DETROIT, MI (NBC) - General Motors announced Tuesday that its new electric car, the Volt, will get 230 miles a gallon. The car, which will go on sale next fall, uses gasoline only to recharge its batteries.
It's an example of how GM is trying to rebuild itself, as it drives away from bankruptcy and the massive government bailout that's keeping it alive.
"Since three quarters of Americans commute fewer than 40 a day, most Volt drivers will operate on a daily basis without having to use a single drop of gas," said GM CEO Fritz Henderson.
The price tag is estimated at $40,000, and it would cost roughly 3 cents a mile to drive. It can go 300 miles, but then has to be plugged in, unlike today's popular hybrids.
"This definitely isn't a vehicle for everybody and GM isn't intending it to be a vehicle for everybody. What's important about the Volt is the technology for future applications," explained Rebecca Lindland of IHS Global Insight.

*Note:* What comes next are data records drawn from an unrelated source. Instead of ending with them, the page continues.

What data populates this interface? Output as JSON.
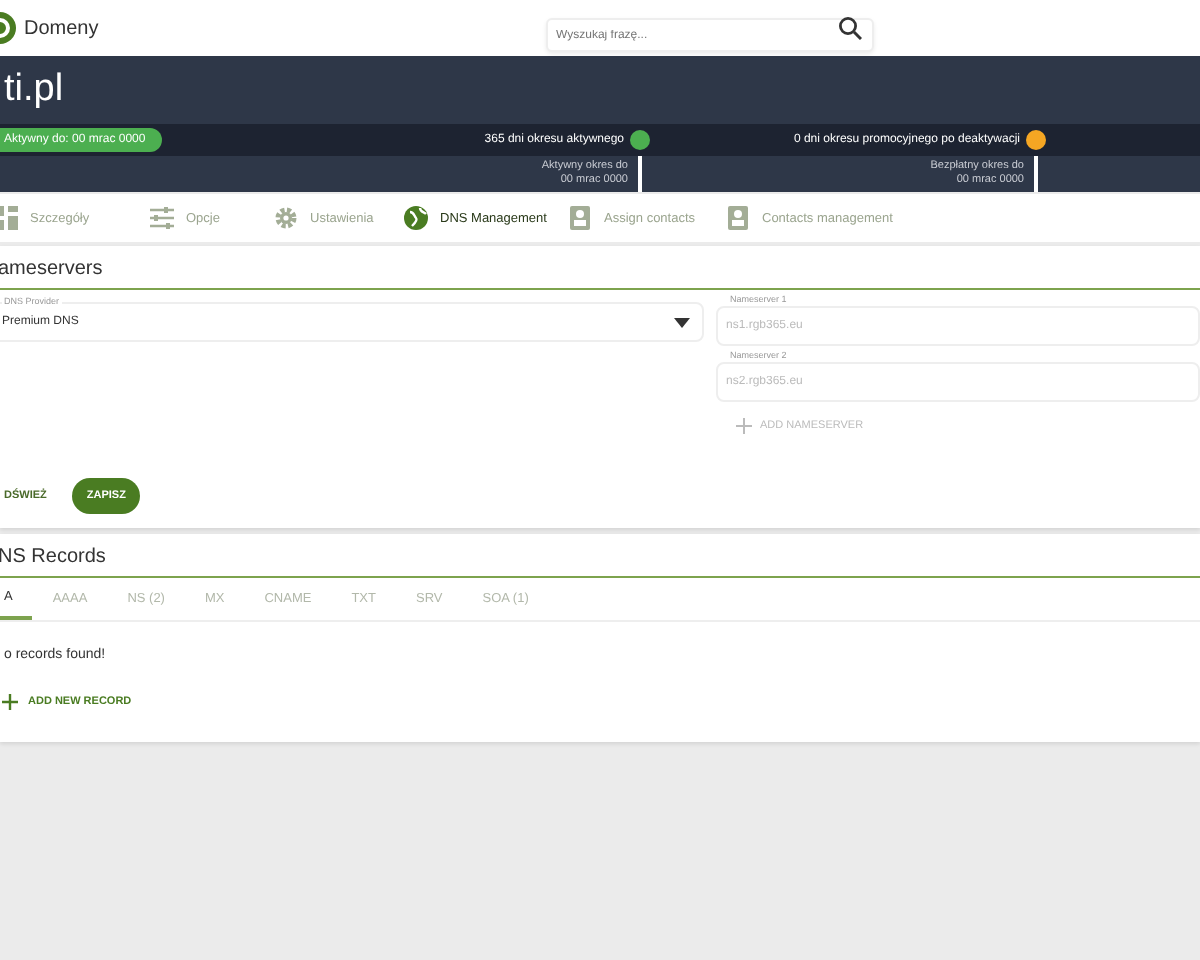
{
  "header": {
    "app_name": "Domeny",
    "search": {
      "placeholder": "Wyszukaj frazę..."
    }
  },
  "domain": {
    "title": "ti.pl",
    "status_pill": "Aktywny do: 00 mrac 0000",
    "markers": [
      {
        "label": "365 dni okresu aktywnego",
        "color": "#4caf50",
        "caption": [
          "Aktywny okres do",
          "00 mrac 0000"
        ]
      },
      {
        "label": "0 dni okresu promocyjnego po deaktywacji",
        "color": "#f5a623",
        "caption": [
          "Bezpłatny okres do",
          "00 mrac 0000"
        ]
      }
    ]
  },
  "nav_tabs": [
    {
      "label": "Szczegóły",
      "selected": false
    },
    {
      "label": "Opcje",
      "selected": false
    },
    {
      "label": "Ustawienia",
      "selected": false
    },
    {
      "label": "DNS Management",
      "selected": true
    },
    {
      "label": "Assign contacts",
      "selected": false
    },
    {
      "label": "Contacts management",
      "selected": false
    }
  ],
  "nameservers": {
    "title": "ameservers",
    "provider": {
      "label": "DNS Provider",
      "value": "Premium DNS"
    },
    "fields": [
      {
        "label": "Nameserver 1",
        "placeholder": "ns1.rgb365.eu"
      },
      {
        "label": "Nameserver 2",
        "placeholder": "ns2.rgb365.eu"
      }
    ],
    "add_button": "ADD NAMESERVER",
    "refresh_button": "DŚWIEŻ",
    "save_button": "ZAPISZ"
  },
  "dns_records": {
    "title": "NS Records",
    "tabs": [
      {
        "label": "A",
        "selected": true
      },
      {
        "label": "AAAA",
        "selected": false
      },
      {
        "label": "NS (2)",
        "selected": false
      },
      {
        "label": "MX",
        "selected": false
      },
      {
        "label": "CNAME",
        "selected": false
      },
      {
        "label": "TXT",
        "selected": false
      },
      {
        "label": "SRV",
        "selected": false
      },
      {
        "label": "SOA (1)",
        "selected": false
      }
    ],
    "empty_message": "o records found!",
    "add_button": "ADD NEW RECORD"
  }
}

GM is trying to rebuild itself. The automaker is now even experimenting with selling cars through the online auction site eBay.
Still, for some, the Volt's a bit too radical. Others are eager for change, but there's one big problem: Where will Volt drivers plug in?
"I'm sure back in the 1900s, they was wondering where you gonna [gas] from if you drive your car from point A to point B. They come up with gas stations. So there are going to be refilling stations for electric cars, I'm pretty sure," said motorist Barry Dodson of Fort Washington, Maryland.